Are VCs Your Friends? The Answer May Be No

I don’t often daisy chain onto other people’s blog posts, but I couldn’t resist when I ran across a genuinely insightful post from Steve Blank.

Blank is a long time entrepreneur and co-founder of the enterprise software developer E.piphany. (Remember the bubble days!) Blank also participated in a video games company more than a decade ago called Rocket Science Games, which he describes as one of his craters.

In a post on his blog late last week, he recounts a meeting with his two key Rocket Science venture backers (unnamed) in advance of a board meeting. On the agenda for the board event was another round of financing for the struggling company.

“I liked my investors,” writes Blank. “I’d known them for years; they were smart (and) trying to figure out the video game market with me.”

Assuming the lunch was a social call, he was unprepared when both firms announced they were going to pass on leading a new round of funding. “I was speechless,” he writes. “I felt like I had just been kicked in the gut and stabbed in the back.”

Blank says the news was an expensive reminder that he “was just one of 20 companies in their current fund portfolio.”

His tale reminds me of other stories I’ve heard from entrepreneurs, some who raise their voices and quickly use of phrases such as vulture capital, others who felt lured on with platitudes but never funded.

The bottom line is this: business is business. While many VCs spark wonderful relationships with their entrepreneurs and become long term friends, the truth is money talks. Friendship takes a back seat.

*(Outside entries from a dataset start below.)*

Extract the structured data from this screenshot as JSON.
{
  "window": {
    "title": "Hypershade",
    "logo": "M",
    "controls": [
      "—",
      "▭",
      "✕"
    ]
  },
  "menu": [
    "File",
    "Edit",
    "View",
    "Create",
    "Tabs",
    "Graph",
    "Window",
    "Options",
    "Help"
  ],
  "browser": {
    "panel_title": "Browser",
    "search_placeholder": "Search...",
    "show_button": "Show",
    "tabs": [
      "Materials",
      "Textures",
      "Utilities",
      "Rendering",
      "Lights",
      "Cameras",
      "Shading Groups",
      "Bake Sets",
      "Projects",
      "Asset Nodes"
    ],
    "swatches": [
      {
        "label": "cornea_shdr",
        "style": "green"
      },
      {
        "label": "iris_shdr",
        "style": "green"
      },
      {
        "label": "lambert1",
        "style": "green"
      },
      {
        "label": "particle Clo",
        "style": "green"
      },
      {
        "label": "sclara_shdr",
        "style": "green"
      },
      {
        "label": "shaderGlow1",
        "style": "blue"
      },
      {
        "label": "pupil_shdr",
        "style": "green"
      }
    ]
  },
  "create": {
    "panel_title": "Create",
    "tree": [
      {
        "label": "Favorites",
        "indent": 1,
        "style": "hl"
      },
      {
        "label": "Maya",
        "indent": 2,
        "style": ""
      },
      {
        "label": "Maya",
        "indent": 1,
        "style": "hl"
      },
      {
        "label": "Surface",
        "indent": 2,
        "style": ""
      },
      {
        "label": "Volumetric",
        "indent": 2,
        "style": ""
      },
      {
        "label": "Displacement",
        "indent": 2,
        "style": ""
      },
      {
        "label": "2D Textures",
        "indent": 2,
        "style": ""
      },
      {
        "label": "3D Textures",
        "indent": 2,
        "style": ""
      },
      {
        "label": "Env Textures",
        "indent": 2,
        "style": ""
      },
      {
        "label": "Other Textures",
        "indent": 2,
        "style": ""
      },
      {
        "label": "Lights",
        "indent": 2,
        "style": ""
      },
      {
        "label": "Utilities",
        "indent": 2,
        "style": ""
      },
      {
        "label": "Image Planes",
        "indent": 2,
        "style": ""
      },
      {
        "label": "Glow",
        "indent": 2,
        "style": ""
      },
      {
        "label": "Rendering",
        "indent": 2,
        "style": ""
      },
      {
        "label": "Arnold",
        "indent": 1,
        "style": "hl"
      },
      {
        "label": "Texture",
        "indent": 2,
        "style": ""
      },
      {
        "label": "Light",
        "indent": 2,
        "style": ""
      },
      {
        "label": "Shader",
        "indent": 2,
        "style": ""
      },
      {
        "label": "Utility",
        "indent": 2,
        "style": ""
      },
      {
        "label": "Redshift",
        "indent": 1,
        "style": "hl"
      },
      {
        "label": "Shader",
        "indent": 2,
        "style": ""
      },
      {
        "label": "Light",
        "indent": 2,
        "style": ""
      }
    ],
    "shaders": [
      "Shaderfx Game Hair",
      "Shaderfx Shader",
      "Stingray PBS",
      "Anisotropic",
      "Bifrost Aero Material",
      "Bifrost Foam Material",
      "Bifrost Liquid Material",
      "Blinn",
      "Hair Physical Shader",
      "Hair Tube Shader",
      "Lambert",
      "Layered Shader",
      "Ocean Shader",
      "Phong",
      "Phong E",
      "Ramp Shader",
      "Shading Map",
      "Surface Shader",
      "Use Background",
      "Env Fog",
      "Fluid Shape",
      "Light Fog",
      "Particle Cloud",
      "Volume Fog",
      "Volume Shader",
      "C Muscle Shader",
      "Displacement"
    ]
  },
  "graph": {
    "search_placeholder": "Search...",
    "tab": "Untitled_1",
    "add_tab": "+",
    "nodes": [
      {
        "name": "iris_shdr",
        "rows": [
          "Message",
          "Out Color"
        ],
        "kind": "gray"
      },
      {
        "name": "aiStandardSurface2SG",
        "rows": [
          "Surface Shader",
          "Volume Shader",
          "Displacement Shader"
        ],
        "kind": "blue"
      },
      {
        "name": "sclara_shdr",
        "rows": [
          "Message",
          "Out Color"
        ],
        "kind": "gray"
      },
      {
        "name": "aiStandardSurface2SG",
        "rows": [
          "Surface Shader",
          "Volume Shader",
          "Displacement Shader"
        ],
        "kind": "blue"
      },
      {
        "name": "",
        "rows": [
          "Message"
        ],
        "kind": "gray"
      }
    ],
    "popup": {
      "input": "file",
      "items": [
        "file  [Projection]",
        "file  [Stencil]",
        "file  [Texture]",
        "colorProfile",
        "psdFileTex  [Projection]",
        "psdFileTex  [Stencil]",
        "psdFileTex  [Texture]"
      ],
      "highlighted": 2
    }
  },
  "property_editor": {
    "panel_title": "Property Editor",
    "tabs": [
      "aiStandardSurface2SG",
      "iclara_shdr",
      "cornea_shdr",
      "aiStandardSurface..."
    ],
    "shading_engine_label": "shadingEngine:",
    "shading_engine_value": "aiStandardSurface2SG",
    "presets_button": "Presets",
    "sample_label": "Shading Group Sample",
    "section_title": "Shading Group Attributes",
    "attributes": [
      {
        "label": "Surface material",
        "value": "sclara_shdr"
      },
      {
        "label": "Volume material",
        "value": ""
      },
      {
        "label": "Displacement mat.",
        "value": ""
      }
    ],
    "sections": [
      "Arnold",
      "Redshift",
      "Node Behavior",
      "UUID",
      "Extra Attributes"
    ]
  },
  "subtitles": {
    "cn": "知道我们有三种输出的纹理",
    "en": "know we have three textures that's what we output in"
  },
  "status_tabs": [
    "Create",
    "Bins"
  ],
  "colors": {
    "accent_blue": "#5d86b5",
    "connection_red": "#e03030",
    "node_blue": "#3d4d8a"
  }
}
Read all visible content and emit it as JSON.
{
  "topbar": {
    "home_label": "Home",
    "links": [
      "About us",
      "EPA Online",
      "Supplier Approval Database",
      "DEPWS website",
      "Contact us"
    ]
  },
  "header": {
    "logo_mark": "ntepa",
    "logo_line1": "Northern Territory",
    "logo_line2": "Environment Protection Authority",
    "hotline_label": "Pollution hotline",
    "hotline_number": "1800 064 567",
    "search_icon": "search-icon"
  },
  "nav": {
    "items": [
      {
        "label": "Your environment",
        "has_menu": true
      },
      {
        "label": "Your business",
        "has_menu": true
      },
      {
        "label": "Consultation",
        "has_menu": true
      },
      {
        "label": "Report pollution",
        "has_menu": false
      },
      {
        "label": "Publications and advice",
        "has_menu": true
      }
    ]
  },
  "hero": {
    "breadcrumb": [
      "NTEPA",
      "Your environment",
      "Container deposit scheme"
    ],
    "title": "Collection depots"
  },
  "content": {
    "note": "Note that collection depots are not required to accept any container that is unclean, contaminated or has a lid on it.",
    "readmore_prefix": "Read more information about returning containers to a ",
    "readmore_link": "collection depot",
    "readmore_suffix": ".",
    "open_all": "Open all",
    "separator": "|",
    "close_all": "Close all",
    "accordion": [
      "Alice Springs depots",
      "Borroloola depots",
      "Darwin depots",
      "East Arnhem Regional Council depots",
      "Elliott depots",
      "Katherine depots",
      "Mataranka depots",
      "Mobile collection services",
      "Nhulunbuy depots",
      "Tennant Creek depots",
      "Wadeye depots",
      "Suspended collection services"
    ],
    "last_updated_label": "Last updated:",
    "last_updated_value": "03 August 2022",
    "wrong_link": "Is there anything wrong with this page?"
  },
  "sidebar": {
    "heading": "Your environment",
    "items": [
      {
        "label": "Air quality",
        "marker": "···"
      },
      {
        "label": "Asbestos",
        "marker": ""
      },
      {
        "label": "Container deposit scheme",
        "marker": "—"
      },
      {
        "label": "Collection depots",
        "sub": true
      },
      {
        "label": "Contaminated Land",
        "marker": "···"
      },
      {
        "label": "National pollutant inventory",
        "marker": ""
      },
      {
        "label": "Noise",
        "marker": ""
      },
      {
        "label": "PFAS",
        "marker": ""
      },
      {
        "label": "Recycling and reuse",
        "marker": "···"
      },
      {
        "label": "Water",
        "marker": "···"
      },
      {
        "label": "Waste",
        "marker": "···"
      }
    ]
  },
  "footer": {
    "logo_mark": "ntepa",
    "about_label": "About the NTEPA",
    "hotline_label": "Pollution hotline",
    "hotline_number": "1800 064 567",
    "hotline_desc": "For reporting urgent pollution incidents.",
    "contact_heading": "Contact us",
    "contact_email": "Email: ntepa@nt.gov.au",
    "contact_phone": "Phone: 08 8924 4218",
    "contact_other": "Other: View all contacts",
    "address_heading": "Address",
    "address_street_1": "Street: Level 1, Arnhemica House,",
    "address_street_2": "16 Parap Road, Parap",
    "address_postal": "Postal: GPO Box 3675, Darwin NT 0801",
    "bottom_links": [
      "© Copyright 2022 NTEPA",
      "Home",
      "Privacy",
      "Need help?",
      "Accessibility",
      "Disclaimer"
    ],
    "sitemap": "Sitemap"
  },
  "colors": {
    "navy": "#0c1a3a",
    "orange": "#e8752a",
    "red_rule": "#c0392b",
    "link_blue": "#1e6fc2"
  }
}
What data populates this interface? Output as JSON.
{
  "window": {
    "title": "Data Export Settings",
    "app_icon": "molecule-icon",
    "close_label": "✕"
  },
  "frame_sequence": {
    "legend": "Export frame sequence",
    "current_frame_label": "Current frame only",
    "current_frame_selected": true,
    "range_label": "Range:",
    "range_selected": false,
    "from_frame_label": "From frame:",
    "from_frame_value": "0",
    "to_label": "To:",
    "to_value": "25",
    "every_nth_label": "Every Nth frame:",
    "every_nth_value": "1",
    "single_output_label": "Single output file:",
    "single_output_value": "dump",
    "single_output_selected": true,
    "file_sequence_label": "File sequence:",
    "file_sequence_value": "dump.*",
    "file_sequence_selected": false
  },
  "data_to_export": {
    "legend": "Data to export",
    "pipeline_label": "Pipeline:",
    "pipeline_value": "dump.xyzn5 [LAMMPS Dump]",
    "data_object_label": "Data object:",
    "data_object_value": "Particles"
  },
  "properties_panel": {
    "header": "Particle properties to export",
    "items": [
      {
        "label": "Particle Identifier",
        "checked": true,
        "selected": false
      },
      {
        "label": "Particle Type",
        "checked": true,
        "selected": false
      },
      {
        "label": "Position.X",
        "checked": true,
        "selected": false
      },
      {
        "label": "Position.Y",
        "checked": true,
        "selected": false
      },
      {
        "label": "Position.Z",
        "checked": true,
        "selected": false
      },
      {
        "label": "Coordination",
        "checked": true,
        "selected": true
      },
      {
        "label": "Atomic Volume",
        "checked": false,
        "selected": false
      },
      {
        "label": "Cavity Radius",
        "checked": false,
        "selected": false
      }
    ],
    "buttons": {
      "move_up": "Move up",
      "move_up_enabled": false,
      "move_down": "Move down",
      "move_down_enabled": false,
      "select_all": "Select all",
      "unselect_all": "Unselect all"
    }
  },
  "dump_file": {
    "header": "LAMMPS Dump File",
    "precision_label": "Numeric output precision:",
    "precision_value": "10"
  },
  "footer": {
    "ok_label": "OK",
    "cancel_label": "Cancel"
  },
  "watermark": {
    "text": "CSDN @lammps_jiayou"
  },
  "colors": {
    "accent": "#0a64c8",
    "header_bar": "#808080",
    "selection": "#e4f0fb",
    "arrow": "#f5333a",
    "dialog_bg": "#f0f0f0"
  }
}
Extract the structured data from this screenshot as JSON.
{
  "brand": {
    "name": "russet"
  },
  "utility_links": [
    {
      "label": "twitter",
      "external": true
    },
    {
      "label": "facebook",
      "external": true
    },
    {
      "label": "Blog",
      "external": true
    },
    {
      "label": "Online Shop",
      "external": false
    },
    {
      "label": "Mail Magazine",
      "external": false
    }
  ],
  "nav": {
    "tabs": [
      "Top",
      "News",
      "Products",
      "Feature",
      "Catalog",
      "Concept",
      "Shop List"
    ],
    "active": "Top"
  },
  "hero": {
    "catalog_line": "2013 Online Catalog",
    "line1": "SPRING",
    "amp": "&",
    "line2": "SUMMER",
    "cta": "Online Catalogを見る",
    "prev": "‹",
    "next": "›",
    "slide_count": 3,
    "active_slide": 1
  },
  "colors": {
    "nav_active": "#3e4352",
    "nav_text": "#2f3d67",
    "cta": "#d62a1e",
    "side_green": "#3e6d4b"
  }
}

As to Blank’s experience, he adds a postscript. Despite the difficult incident, 15 years later the two VCs have become friends. “We have lunch often…and swap war stories of the day they pulled my funding.”